Copper in every form remains a popular target for thieves, who sell it to scrap yards for cash. The most commonly targeted items are outdoor air-conditioning units. Buildings left unoccupied at night, as well as those located in rural areas, are considered easy targets. Also, these types of facilities tend to have large or multiple air-conditioning units with a greater amount of copper than a single residential unit.
Other sought-after items for copper scrap metal include wires, plumbing pipes and rain gutters. The high price they can get for copper has made thieves bolder and more inventive than ever before. One scheme we’ve learned of involves thieves posing as construction or repair workers to gain access to copper components inside buildings.

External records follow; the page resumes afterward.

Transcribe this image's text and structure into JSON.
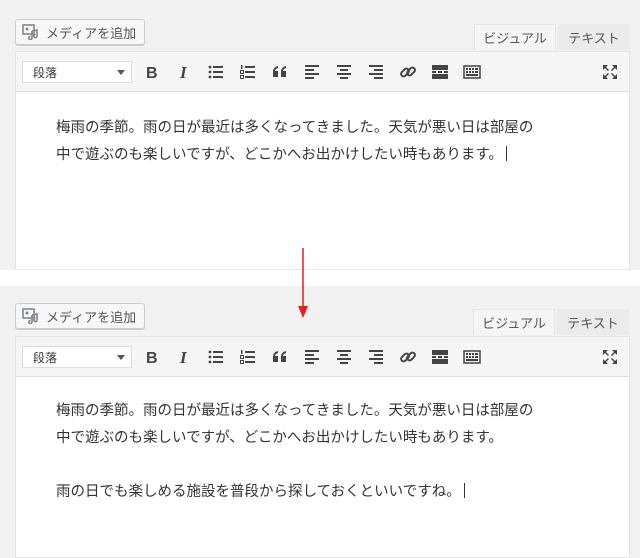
{
  "editor": {
    "media_button_label": "メディアを追加",
    "tab_visual": "ビジュアル",
    "tab_text": "テキスト",
    "format_select_value": "段落",
    "toolbar_icons": [
      "bold-icon",
      "italic-icon",
      "bulleted-list-icon",
      "numbered-list-icon",
      "blockquote-icon",
      "align-left-icon",
      "align-center-icon",
      "align-right-icon",
      "link-icon",
      "read-more-icon",
      "toolbar-toggle-icon",
      "fullscreen-icon"
    ]
  },
  "before": {
    "paragraphs": [
      [
        "梅雨の季節。雨の日が最近は多くなってきました。天気が悪い日は部屋の",
        "中で遊ぶのも楽しいですが、どこかへお出かけしたい時もあります。"
      ]
    ]
  },
  "after": {
    "paragraphs": [
      [
        "梅雨の季節。雨の日が最近は多くなってきました。天気が悪い日は部屋の",
        "中で遊ぶのも楽しいですが、どこかへお出かけしたい時もあります。"
      ],
      [
        "雨の日でも楽しめる施設を普段から探しておくといいですね。"
      ]
    ]
  },
  "colors": {
    "arrow": "#e02020",
    "panel_bg": "#f1f1f1",
    "toolbar_bg": "#f5f5f5"
  }
}
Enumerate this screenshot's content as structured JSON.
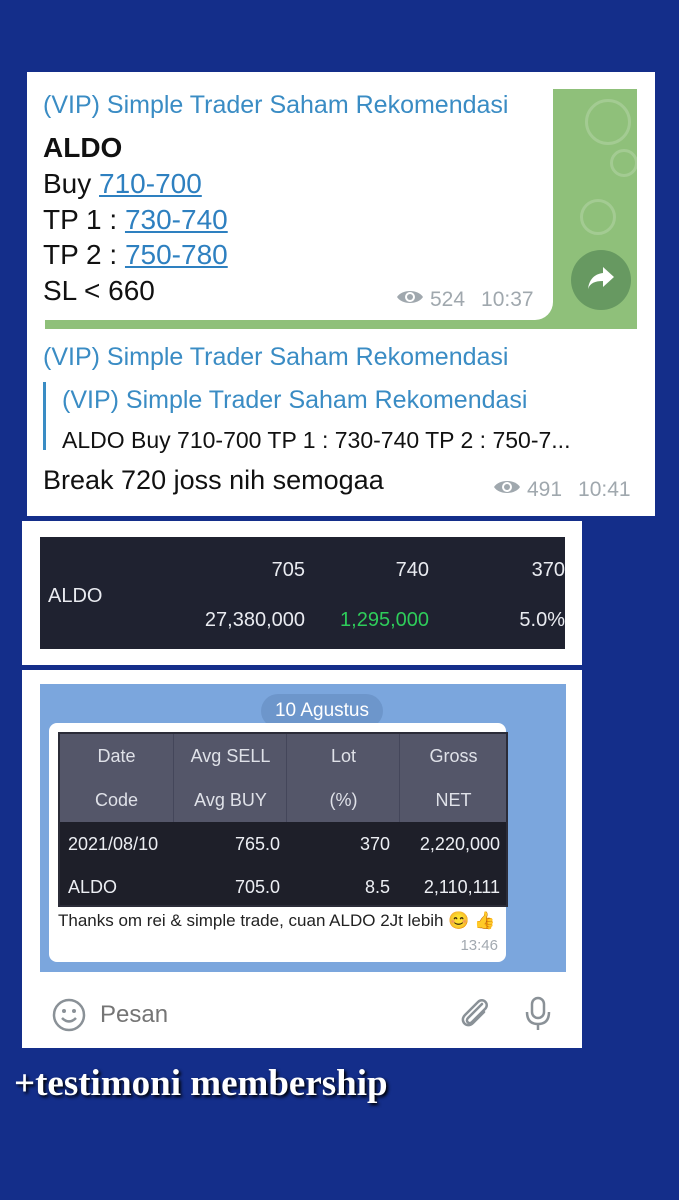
{
  "post1": {
    "channel_name": "(VIP) Simple Trader Saham Rekomendasi",
    "ticker": "ALDO",
    "buy_label": "Buy ",
    "buy_value": "710-700",
    "tp1_label": "TP 1 : ",
    "tp1_value": "730-740",
    "tp2_label": "TP 2 : ",
    "tp2_value": "750-780",
    "sl_line": "SL < 660",
    "views": "524",
    "time": "10:37"
  },
  "post2": {
    "channel_name": "(VIP) Simple Trader Saham Rekomendasi",
    "quote_channel": "(VIP) Simple Trader Saham Rekomendasi",
    "quote_text": "ALDO Buy 710-700 TP 1 : 730-740 TP 2 : 750-7...",
    "message": "Break 720 joss nih semogaa",
    "views": "491",
    "time": "10:41"
  },
  "portfolio": {
    "code": "ALDO",
    "avg_buy": "705",
    "last": "740",
    "lot": "370",
    "value": "27,380,000",
    "pl": "1,295,000",
    "pct": "5.0%"
  },
  "testimonial": {
    "date_pill": "10 Agustus",
    "headers_row1": [
      "Date",
      "Avg SELL",
      "Lot",
      "Gross"
    ],
    "headers_row2": [
      "Code",
      "Avg BUY",
      "(%)",
      "NET"
    ],
    "row1": {
      "date": "2021/08/10",
      "avg_sell": "765.0",
      "lot": "370",
      "gross": "2,220,000"
    },
    "row2": {
      "code": "ALDO",
      "avg_buy": "705.0",
      "pct": "8.5",
      "net": "2,110,111"
    },
    "caption": "Thanks om rei & simple trade, cuan ALDO 2Jt lebih 😊 👍",
    "time": "13:46"
  },
  "input": {
    "placeholder": "Pesan"
  },
  "footer_caption": "+testimoni membership",
  "colors": {
    "background": "#142e8a",
    "link": "#2e80c0",
    "channel": "#3a8cc4",
    "profit_green": "#2ecc5a",
    "dark_table": "#1f2230",
    "chat_bg": "#7ba6dd"
  },
  "icons": [
    "eye-icon",
    "forward-icon",
    "smile-icon",
    "attach-icon",
    "mic-icon"
  ]
}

Supply chain disruptions remain
The ongoing impact of supply chain disruptions this year is another issue to watch for, raising the importance of risk management and business continuity planning. Speaking of the supply chain, vendors and contractors often have access to your customers’ data and systems. Any lapses in the security practices of these contractors and vendors could spell trouble for the customer. It’s not just about whether a third-party is trustworthy with sensitive information; it’s how diligent they are with their own security practices.
If we learned anything from the COVID-19 pandemic, it’s that every organization should be prepared for disruptions to their operations. In fact, nearly one in five businesses experienced some type of disruption every year. There are numerous causes, including natural disasters, accidents, sabotage, power outages, environmental disasters and cyberattacks. Some disruptions can last only a few hours, while others may take months or years—if ever—for the organization to recover.
Research suggests 80% of businesses without a business continuity plan that experience a major incident either never re-open or close within 18 months. However, planning and practice can brighten the outlook. As we navigate a challenging economy and deal with the lingering disruptions of the pandemic, the insurance industry can help protect customers and avoid some claims by focusing risk control efforts on the threats associated with this economic climate.
Erik Spacek is assistant vice president–risk control at Church Mutual Insurance Company, S.I. He earned a bachelor’s degree in English from Eastern University in St. David’s, Pennsylvania, and his juris doctor degree from American University in Washington, D.C. He earned the Associate in Risk Management (ARM)designation and has received the Cambridge Certificate in Risk Management for Churches and Schools. Spacek serves on the board of directors of the Iowa Prayer Breakfast Committee and on the board of directors of the Friends of Youth Justice Initiative in West Des Moines, Iowa.